#### RECORDS FOR THE TASK:
──────

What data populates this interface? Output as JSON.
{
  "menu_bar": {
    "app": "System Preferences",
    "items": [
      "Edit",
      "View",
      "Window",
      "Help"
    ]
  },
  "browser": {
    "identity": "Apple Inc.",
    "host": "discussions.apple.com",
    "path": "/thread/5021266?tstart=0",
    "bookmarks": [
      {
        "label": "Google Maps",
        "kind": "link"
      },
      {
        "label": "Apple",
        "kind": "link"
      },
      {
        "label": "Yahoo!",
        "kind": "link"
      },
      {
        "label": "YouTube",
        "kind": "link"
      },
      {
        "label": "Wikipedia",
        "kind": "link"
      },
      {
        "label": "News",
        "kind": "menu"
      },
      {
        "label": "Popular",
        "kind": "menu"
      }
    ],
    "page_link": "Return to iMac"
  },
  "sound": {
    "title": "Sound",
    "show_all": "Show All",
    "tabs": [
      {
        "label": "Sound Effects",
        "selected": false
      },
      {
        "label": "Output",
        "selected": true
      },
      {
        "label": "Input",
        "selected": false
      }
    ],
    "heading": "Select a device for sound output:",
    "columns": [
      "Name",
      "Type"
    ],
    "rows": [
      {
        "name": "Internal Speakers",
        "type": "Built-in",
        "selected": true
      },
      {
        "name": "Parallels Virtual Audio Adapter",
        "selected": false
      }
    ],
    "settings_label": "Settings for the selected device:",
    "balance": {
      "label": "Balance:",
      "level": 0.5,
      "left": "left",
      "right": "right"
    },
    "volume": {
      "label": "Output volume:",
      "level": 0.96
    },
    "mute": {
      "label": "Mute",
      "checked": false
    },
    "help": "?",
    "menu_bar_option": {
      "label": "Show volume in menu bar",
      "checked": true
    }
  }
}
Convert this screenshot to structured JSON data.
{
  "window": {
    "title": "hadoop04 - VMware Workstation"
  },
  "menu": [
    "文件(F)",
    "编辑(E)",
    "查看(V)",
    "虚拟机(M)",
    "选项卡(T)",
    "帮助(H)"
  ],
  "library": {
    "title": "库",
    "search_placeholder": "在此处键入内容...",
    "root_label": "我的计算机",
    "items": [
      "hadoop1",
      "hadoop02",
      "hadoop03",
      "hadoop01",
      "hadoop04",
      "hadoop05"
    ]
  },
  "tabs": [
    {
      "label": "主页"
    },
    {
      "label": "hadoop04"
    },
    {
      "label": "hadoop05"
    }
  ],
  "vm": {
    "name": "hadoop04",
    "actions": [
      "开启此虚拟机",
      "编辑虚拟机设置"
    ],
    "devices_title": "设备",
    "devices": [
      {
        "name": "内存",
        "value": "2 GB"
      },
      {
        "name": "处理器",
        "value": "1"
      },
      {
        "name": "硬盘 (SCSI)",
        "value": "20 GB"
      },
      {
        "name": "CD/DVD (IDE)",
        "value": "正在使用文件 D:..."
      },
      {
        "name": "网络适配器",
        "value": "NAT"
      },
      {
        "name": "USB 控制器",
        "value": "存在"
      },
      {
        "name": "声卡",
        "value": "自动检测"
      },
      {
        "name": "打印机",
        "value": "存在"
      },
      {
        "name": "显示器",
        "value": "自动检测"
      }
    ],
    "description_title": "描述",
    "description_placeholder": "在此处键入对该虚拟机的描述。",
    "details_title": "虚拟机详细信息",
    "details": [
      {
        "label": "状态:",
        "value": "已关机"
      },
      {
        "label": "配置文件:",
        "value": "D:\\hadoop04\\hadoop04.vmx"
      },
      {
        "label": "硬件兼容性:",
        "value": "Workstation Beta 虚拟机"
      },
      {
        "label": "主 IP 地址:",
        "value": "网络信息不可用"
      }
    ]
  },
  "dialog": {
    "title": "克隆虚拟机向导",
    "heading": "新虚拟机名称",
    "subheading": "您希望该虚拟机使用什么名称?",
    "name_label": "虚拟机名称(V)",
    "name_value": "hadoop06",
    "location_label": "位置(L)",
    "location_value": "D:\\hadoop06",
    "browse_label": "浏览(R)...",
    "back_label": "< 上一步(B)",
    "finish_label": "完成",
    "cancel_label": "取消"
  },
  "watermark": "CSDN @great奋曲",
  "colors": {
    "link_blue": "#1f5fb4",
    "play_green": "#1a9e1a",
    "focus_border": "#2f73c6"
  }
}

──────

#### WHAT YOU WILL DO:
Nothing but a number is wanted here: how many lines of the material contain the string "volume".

#### SOLUTION:
3